As businesses become more engaged in sustainability around the world, we are presented with an increasing range of examples of active companies. However, when I speak with students and faculty, they say that they often hear about the same examples from the same international companies over and over again.
In an attempt to share some new best practice examples, I asked a handful of faculty members from around the world about their favourite classroom examples of local companies that are actively involved in sustainability. Here are some examples from Canada, South Africa and the United Kingdom.
Georgina Gough, UWE Bristol, UK
Triodos Bank is a global pioneer in sustainable banking, using the power of finance to support projects that benefit people and the planet. They act as a sustainable service provider, have a range of innovative banking products and also aim to stimulate and lead public debate on issues including quality of life, social and environmental development and sustainable banking.
Bordeaux Quay is an award-winning restaurant and cookery school founded and run as a sustainable enterprise. They are focused on buying local, seasonal, organic, using ethically sourced ingredients, reducing consumption of fossil fuels and agrichemicals. Their building also represents their sustainability focus: a repurposed docks warehouse, with the restaurant reusing as many original materials as possible.

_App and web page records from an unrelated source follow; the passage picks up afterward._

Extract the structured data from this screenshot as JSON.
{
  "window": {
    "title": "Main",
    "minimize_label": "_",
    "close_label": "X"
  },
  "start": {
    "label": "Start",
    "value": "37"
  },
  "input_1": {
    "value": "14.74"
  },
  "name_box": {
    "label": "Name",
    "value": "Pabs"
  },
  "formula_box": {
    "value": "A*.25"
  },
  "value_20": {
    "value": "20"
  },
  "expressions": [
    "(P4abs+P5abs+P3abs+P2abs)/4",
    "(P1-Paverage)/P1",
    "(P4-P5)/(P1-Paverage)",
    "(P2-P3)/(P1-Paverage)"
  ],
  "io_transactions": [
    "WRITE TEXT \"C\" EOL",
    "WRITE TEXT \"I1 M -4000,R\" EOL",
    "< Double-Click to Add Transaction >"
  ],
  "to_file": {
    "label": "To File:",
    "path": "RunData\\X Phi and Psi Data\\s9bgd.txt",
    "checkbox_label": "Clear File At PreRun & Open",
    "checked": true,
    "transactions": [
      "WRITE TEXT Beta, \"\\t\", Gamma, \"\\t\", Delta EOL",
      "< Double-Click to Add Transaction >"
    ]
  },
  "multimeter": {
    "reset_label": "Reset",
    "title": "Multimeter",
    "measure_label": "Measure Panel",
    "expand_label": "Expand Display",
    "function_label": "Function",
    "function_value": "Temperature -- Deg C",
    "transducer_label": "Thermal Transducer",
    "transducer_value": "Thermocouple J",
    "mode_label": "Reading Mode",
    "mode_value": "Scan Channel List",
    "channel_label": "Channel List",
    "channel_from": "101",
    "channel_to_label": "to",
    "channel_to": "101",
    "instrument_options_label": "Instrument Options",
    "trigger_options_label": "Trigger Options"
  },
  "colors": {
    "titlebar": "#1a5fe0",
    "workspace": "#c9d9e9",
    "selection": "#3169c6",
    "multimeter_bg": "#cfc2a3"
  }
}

Resource Futures is a national organisation founded in Bristol enhancing practice in resource utilisation and supporting the move to a circular economy.
Low Carbon SW is a trade organisation covering Southwest England supporting the business development of the regional low carbon sector.
Eunomia is a highly-respected Bristol based environment and sustainability consultancy.
Aunnie Patton Power, University of Cape Town, South Africa
Zoona is a mobile money operator that is facilitating money transfers in Zambia, Mozambique and Malawi and planning to grow to additional markets. They are employing thousands of young women as tellers in their Zoona booths and lowering the cost to send, save and soon borrow money in Africa.
AllLife Insurance offers affordable life insurance and disability cover for HIV-positive and diabetic people in South Africa. Their model essentially took a segment of the population that insurers saw as a liability and built a business model around providing value for individuals and helping them improve their lives. They work closely with their patients to ensure they have longer life expectancies and maintain healthy lifestyles. They’ve been so successful they are expanding up to the UK.
GreenCape is a special purpose vehicle, which was established by the Western Cape Government to support businesses and investors in the green economy by removing barriers to establishment and growth. They also support local, provincial and national government efforts to build a resilient green economy. As a quasi-governmental entity, Green Cape has been able to facilitate deals, growth and opportunities in the green space in the Western Cape.
Georgia Atkin, Sobey School of Business, Canada
Telus, a Canadian telecommunications company, has been doing impressive work in the area of green buildings: in 2015, TELUS opened its new LEED Platinum certified head office, the TELUS Garden. The TELUS Garden uses solar panels to generate 65,000 kWh annually, and utilizes a District Energy System to recover waste energy from neighbouring buildings, reducing reliance on conventional energy sources by 80 per cent.
Stantec, an international design and consultation company, has some great ongoing sustainability initiatives. Alongside donating funds to community arts, education, health, and environmental projects, the company also holds an annual ‘Stantec in the Community Day’, where company employees are encouraged to volunteer their time at community initiatives. In 2016, 8000 Stantec employees contributed 16,000 hours of volunteer work at 250 locations.
Nova Scotia designer Tabitha Osler recently launched a company called Faire Child, which is preparing to manufacture sustainably-made waterproof outerwear for children. Her products promise to be innovative in their low environmental impact: the clothing uses a polyester fabric made from recycled polyethylene terephthalate (PET) bottles, and every piece of clothing is designed to be recycled again at the end of its lifespan.